■ Records to process ■

..........

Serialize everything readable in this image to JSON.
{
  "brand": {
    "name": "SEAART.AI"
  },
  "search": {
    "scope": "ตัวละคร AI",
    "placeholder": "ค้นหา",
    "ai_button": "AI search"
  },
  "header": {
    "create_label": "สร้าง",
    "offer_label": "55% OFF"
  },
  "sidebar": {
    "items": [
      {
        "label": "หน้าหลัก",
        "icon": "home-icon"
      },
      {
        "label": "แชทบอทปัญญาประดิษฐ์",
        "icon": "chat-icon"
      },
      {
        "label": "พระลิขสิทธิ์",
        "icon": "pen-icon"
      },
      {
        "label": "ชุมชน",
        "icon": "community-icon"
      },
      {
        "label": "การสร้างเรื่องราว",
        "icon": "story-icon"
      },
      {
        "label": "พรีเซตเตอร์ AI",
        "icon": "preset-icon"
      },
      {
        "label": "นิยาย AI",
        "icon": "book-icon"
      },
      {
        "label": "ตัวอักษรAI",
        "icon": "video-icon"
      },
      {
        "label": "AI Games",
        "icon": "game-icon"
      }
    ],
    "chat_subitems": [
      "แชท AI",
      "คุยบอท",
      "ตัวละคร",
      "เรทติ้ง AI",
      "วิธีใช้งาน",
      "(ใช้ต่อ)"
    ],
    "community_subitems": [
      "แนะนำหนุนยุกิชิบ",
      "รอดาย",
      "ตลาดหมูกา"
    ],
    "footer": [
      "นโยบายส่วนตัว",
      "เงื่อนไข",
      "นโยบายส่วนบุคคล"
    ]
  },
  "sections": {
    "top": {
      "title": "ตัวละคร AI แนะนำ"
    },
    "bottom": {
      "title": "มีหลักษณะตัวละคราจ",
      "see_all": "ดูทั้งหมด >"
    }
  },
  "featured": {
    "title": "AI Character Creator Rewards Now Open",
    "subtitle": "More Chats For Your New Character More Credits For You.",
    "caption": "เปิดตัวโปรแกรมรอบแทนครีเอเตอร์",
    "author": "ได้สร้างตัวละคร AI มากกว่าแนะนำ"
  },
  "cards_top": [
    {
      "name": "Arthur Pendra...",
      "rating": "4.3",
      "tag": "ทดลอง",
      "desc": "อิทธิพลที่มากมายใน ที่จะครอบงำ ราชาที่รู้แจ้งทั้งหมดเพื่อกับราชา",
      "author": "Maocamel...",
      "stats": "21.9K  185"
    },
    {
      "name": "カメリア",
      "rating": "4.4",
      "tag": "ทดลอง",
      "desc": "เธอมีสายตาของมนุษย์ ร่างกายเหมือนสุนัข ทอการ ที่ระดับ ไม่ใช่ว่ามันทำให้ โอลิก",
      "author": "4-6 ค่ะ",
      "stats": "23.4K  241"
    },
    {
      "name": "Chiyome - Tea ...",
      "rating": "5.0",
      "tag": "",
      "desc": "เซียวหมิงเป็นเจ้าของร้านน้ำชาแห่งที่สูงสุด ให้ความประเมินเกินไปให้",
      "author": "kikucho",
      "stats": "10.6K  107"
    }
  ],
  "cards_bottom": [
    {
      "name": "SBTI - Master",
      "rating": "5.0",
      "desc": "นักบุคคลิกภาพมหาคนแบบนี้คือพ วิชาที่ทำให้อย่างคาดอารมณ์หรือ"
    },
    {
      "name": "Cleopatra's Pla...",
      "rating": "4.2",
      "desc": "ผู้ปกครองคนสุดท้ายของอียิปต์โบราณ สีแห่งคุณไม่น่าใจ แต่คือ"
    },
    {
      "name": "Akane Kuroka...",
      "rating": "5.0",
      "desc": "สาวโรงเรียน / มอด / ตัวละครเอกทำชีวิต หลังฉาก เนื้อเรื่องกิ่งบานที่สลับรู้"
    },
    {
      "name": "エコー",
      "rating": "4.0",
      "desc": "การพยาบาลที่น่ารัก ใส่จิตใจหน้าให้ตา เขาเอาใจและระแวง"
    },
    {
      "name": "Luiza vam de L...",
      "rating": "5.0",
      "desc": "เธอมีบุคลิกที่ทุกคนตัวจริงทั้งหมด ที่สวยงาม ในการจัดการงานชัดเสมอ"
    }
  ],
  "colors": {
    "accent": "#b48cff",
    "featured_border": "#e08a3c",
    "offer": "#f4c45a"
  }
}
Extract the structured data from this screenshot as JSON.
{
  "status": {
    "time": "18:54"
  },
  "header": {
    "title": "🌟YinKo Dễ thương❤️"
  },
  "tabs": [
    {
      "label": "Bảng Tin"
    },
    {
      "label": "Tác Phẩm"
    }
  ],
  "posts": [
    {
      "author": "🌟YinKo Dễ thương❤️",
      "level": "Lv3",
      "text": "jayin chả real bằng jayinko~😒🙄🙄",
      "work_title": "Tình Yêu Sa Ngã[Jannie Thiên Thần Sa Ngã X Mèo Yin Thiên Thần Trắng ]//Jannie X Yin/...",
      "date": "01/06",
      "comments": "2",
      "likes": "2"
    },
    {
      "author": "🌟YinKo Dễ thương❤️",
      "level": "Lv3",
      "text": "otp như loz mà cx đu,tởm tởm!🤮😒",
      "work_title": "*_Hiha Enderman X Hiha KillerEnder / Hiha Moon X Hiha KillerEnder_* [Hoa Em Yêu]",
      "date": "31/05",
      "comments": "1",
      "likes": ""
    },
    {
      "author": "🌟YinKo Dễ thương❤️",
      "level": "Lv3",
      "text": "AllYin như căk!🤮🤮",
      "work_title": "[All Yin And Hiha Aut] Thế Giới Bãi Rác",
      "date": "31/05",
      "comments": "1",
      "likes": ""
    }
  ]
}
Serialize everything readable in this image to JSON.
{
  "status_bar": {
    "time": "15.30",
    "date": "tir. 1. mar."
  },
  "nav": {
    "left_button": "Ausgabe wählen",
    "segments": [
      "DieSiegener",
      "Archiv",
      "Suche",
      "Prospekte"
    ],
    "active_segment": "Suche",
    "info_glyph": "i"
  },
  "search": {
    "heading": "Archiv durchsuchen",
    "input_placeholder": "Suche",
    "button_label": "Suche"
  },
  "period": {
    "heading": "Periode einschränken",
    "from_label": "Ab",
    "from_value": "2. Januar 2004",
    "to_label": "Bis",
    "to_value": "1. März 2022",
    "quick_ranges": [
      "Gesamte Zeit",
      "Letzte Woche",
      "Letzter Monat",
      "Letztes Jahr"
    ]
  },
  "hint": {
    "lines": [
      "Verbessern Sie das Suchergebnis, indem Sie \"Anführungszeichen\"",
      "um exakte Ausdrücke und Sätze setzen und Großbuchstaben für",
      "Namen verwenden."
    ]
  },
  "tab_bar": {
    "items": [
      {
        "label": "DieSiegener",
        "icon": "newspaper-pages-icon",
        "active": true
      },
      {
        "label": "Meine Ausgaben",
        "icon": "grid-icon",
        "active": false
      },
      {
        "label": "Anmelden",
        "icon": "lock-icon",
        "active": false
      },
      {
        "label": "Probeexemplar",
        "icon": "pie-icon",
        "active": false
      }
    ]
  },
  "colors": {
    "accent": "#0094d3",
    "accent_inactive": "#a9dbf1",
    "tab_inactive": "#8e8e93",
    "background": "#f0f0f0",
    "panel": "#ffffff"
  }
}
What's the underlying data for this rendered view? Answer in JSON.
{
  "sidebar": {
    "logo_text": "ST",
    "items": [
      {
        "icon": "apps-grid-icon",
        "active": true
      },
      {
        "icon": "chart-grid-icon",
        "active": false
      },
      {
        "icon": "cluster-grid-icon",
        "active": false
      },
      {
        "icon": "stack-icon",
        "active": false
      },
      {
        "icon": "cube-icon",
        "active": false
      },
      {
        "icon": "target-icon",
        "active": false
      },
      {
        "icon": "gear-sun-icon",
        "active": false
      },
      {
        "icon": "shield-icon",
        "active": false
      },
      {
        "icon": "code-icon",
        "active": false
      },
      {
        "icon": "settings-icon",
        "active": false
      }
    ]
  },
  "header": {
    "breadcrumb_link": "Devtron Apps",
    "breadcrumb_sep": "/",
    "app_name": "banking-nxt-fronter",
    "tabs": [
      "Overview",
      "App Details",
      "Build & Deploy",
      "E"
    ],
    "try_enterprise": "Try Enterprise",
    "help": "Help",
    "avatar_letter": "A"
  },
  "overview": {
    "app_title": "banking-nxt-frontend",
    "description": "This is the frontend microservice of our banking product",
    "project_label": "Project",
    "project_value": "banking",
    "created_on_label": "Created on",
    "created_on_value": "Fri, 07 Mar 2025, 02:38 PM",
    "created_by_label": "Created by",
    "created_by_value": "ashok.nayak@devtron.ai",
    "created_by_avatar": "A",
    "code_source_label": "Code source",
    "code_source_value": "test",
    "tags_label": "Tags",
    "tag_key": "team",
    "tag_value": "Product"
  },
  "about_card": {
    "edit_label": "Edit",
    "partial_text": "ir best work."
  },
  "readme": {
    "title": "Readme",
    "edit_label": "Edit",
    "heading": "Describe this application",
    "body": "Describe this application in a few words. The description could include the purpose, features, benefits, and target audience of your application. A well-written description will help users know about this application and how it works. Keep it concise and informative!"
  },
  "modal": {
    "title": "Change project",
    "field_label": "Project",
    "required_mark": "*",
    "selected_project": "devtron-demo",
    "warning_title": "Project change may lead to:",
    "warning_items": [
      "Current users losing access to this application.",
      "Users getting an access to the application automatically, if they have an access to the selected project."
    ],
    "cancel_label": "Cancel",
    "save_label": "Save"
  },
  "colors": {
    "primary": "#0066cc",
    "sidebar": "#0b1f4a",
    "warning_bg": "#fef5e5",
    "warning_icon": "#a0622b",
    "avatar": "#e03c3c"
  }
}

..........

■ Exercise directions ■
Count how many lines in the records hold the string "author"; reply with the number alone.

■ Completed exercise ■
7